Whereas Hollywood, through the Motion Picture Association of America (MPAA), has historically resisted Europe’s legislative frameworks, it is significant that today it is supporting many of the demands of the creator communities, for example on issues of territoriality and copyright. This unusual alliance is indicative that Hollywood sees its economic interests threatened by the dominance of Internet majors in future business models for distribution.

Quotas for European production

A key instrument in these battles is the Audiovisual Media Services Director (AVMSD) directive, which is currently being updated. One of the provisions allows for quotas for European productions. The Commission has proposed implementing a 20% share for EU works on-demand services, but a study by the European Audiovisual Observatory shows that the European average is already 27% for transactional VoD services and 30% for SVoD services. The inclusion of European works averages 23% for iTunes and 22% for Netflix.

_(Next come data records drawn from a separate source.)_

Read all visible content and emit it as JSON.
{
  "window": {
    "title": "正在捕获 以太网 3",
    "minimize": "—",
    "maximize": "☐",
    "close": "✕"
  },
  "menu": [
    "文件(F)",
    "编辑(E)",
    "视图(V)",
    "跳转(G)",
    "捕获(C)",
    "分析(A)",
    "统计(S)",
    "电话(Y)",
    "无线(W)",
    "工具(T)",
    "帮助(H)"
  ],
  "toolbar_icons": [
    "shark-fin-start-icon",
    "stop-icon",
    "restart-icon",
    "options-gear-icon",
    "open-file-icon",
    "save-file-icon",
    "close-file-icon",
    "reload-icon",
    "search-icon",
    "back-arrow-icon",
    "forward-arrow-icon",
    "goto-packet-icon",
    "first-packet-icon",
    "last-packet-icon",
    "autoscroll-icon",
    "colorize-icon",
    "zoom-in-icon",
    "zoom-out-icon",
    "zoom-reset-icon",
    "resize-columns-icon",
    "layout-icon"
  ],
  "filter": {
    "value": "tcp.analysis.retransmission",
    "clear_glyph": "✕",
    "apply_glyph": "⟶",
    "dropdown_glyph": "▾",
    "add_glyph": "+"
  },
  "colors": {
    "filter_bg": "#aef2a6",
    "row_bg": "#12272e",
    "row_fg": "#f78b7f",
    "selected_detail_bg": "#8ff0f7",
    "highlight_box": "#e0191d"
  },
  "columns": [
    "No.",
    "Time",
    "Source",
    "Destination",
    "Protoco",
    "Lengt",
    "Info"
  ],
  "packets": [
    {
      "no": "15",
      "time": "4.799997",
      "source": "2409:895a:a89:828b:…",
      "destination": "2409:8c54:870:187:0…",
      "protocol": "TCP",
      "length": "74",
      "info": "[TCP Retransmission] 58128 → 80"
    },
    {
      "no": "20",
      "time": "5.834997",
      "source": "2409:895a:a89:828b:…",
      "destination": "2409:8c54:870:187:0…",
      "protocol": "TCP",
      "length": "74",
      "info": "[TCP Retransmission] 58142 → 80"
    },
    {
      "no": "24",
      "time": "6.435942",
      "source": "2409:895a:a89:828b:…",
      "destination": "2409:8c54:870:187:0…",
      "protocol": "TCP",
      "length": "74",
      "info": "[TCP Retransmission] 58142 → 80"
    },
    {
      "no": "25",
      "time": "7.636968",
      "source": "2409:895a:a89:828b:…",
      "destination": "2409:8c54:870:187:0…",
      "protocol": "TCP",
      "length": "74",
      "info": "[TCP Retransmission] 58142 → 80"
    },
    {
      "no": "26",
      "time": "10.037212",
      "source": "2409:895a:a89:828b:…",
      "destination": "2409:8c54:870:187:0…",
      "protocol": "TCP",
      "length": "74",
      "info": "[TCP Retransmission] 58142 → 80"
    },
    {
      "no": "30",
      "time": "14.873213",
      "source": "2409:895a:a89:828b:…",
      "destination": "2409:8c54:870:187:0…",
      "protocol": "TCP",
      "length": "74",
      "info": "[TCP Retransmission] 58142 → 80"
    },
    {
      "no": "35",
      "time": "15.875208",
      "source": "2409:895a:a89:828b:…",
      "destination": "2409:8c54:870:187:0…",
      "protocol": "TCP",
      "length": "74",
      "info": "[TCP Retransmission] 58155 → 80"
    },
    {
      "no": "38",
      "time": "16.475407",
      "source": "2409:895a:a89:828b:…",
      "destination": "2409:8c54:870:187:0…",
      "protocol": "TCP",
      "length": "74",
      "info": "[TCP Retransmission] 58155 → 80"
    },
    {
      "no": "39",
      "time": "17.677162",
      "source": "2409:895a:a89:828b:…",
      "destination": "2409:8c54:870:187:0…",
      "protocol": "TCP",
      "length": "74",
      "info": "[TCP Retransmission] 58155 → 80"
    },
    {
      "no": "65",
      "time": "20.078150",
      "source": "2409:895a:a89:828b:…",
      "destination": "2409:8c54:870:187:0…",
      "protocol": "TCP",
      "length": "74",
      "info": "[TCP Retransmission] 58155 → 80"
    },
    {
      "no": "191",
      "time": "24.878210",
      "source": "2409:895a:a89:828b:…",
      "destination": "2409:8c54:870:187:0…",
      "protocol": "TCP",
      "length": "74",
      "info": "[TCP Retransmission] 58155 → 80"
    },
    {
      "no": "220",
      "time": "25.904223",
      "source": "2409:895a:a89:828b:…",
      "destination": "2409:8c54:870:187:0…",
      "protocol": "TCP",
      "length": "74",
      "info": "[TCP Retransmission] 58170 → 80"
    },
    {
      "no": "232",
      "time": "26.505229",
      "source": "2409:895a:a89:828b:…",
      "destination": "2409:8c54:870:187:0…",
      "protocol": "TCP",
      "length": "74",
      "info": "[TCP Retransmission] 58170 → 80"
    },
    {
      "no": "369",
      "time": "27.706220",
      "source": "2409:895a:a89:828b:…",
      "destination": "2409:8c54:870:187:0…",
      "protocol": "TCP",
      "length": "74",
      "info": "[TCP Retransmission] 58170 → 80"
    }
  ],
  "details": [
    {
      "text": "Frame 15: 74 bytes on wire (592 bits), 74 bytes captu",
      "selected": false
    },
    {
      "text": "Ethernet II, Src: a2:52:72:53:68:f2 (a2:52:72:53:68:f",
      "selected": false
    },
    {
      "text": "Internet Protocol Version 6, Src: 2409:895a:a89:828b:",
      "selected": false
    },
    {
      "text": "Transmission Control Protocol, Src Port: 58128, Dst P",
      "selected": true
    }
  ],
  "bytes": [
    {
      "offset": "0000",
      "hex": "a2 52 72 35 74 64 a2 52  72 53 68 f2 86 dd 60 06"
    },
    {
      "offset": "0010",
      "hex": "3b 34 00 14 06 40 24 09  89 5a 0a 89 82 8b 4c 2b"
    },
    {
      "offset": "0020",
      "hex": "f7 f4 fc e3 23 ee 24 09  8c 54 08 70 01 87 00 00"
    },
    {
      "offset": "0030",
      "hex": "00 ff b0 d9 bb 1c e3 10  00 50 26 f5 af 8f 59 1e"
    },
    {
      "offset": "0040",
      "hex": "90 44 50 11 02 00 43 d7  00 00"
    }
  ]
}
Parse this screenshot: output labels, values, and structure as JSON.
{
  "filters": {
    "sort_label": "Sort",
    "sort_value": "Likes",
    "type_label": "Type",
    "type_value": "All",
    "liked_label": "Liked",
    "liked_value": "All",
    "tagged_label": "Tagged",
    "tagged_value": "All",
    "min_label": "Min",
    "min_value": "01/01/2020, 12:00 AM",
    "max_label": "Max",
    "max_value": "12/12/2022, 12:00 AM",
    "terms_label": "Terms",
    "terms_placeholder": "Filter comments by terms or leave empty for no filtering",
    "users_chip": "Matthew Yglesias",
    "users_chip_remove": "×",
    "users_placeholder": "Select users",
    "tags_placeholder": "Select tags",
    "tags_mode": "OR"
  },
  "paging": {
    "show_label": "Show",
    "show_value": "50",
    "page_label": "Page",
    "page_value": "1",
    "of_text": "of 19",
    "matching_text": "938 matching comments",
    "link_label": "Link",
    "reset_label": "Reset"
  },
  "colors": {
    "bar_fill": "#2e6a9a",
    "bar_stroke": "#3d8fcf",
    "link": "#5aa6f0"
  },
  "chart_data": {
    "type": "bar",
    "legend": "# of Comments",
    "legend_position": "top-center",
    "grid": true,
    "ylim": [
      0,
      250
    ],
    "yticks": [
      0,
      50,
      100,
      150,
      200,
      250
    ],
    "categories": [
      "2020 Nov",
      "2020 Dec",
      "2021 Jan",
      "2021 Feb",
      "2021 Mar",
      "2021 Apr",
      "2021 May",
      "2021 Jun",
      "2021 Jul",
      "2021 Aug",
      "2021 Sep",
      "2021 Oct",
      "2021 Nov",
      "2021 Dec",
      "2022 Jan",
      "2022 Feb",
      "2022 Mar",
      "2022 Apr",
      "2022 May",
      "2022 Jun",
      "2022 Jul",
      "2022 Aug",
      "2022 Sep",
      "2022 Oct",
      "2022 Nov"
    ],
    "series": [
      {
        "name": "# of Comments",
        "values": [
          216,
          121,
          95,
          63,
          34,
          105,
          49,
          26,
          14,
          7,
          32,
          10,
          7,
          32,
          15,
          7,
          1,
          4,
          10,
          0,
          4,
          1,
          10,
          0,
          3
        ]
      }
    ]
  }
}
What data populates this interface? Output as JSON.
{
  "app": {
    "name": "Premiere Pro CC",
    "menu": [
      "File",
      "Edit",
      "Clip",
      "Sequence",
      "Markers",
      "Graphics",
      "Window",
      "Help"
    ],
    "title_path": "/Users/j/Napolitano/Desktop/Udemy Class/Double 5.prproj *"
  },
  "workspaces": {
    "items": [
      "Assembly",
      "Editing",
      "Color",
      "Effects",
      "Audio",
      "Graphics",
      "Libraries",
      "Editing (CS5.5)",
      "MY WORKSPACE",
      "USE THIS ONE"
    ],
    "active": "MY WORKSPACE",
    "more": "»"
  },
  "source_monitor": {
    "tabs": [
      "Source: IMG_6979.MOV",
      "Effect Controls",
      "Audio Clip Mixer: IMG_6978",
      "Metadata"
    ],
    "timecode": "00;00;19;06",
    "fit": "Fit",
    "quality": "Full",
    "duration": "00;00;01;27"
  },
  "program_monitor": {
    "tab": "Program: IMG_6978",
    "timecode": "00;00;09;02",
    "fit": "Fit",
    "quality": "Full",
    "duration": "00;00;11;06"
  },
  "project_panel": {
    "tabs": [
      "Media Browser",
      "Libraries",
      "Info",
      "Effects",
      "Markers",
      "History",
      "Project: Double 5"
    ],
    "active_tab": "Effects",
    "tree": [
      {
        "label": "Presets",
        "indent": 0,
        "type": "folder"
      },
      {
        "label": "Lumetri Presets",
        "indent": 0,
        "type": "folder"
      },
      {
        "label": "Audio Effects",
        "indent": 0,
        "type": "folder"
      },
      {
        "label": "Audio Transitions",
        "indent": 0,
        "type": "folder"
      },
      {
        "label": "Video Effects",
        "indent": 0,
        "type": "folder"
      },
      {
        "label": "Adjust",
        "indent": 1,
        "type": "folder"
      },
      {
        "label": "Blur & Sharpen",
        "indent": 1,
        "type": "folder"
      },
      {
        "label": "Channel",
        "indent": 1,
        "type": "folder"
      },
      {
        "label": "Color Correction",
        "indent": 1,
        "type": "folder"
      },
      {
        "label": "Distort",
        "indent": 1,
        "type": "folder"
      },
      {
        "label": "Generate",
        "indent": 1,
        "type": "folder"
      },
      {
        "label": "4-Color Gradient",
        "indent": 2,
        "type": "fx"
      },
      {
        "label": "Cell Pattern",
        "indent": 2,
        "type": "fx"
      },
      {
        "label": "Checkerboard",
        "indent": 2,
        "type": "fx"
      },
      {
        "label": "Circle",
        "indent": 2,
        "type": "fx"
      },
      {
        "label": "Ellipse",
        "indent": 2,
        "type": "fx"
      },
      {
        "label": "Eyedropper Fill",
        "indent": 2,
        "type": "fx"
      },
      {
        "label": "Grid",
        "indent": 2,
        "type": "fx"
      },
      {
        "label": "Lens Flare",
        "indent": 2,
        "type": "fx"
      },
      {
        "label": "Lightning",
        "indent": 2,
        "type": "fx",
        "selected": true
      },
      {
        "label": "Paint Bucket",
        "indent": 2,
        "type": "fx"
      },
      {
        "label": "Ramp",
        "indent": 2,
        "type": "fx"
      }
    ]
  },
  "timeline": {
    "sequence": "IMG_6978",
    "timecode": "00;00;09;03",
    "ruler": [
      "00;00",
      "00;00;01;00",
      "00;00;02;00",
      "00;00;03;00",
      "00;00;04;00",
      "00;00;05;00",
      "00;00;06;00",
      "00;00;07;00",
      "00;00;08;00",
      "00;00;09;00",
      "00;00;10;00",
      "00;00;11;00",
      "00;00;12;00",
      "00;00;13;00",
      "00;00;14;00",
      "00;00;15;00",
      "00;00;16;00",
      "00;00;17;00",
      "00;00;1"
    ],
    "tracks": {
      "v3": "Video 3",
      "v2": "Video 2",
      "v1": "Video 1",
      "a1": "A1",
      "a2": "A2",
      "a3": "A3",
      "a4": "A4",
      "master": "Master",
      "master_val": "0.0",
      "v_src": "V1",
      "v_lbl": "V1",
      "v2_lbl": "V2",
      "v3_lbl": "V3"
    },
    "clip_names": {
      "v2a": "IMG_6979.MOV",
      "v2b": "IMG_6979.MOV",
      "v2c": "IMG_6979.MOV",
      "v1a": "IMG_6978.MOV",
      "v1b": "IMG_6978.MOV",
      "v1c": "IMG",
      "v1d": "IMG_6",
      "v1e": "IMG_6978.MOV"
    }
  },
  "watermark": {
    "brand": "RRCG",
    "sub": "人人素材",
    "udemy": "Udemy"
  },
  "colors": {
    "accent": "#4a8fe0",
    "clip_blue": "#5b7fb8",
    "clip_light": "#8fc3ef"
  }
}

By setting the threshold at 20%, the Directive would effectively allow these services to lower their percentage of EU audio-visual works. This at a time when the corporate turnover of these companies far exceeds that of individual EU broadcasting organizations with whom they are in direct competition.

Ultimately, the issue is one of compliance, and whether the Directive will de facto create more equality between Internet giants like Netflix, Amazon, YouTube or Google, companies which have used their multiple geographical locations to take advantage of European tax regulations loopholes. These practices undermine local providers, such as Canal Plus in France, which operate within local tax and regulatory regimes designed to ensure a virtuous circle of investment in a diversity of audiovisual films/programmes online & funding mechanisms for local production.

Making women’s films more visible

Another key area of policy is the toolkit necessary to ensure visibility for European film and TV drama so that this content does not disappear into the back catalogue. In an era of convergence it is essential to insist on a clear presence on the homepage for European film and drama and public service television as well as tools to assist users in search of European works.

Such measures are particularly important to ensure the visibility of women’s films. A recent pan-European study which I authored for the European Women’s Audiovisual Network entitled Where are the Women Directors (2005) reveals a nexus of issues responsible for women’s low profile and performance in the sector.

The report reveals that:

In an industry which has always been male dominated and risk averse the relative invisibility of women’s film on commercial circuits plays into a vicious circle affecting the confidence of investors and commissioning gatekeepers. If less work by women is funded, fewer films reach the screen and consequently the patterns of discrimination are repeated. This in spite of figures showing that female graduates from film school comprise 44%, so the talent potentially exists but is being wasted by an industry structured in ways which make it difficult for women to sustain their careers.

The diversity of the audiovisual sector is critical in nurturing communication and tolerance in our societies so the role played by European policy in keeping our screens inclusive must be sustained. Faced by Brexit, the British Film Institute (BFI) and leading creator organisations will have to work closely with European partners to defend established regulatory regimes. However, this will be especially difficult given UK’s historic dependence on American investment and the Conservative government’s reluctance to regulate the competitive interests of the major corporations dominating Internet markets.

Holly Aylett is a filmmaker, lecturer and cultural sector director. She is Vice President of the European Coalitions for Cultural Diversity, ECCD, Head of Research at the European Women’s Audiovisual Network, EWA, and a Research Fellow at Birkbeck College, London.

There are no comments yet, add one below.
Facebook IconYouTube IconTwitter IconPinterestPinterest
t Twitter f Facebook g Google+